Seizing money from drug cartels

Rep. Jim Sensenbrenner, R-Wis/. introduced a proposal last month titled the Build Wall Act of 2017. Its aim is to use money seized from drug traffickers to fund security at the border.

Sensenbrenner’s proposal calls for the U.S. Attorney General to study ways the Justice Department can increase assets seized from cartels. He dubbed the approach “a creative solution to a complex problem.”

Drug cartels send between $19 billion and $29 billion annually back to Mexico, according to U.S. federal officials. And using money from criminals instead of law-abiding U.S. taxpayers to foot the bill for anything sounds like an easy sell.

Authorities on the southwest U.S. border have already seized a large amount of money heading to Mexico, more than $57 million in four years, according to U.S. Customs and Border Protection.

But it’s just a fraction of the smuggled money officials believe is crossing the border — and just a fraction of the estimated cost of a wall.

Border tax

In January, Trump administration officials suggested a 20 percent tariff on imports from Mexico could be used to pay for a border wall.

The idea was floated early on in Trump’s presidency, and in some circles, it sank. After the proposal drew a swift uproar from lawmakers on both sides of the aisle, White House officials who’d touted it later said it was just an idea.

If such a plan is put into place, a vast array of items — including cars, mechanical equipment, produce and household goods — would be subject to a levy.

When it comes to exports and imports, there’s a lot of money in play. Mexico is the United States’ third largest goods trading partner, with an estimated $295 billion in imports from Mexico crossing the border in 2015.

“By doing it that way we can do $10 billion a year and easily pay for the wall, just through that mechanism alone. That’s really going to provide the funding,” White House spokesman Sean Spicer said in January.

Later that day, he sent a softer message, saying the border tax idea was intended to be just one example of paying for the wall.

“I just want to be clear that we’re not being prescriptive in saying that is the only way,” he said, “nor is the rate prescriptive.”

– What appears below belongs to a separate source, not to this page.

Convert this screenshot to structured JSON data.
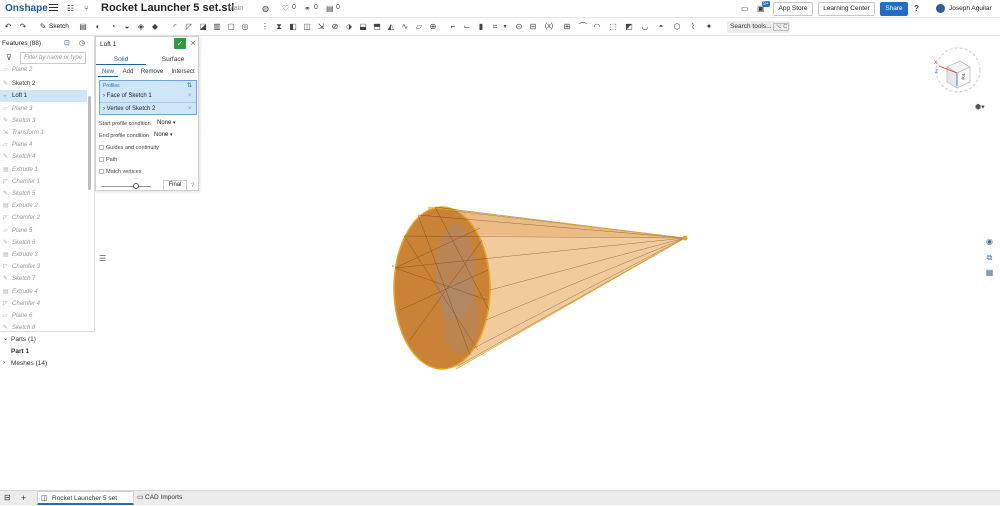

Critics say such a tax would punish consumers more than anyone else, it would violate NAFTA and it could spur a trade war.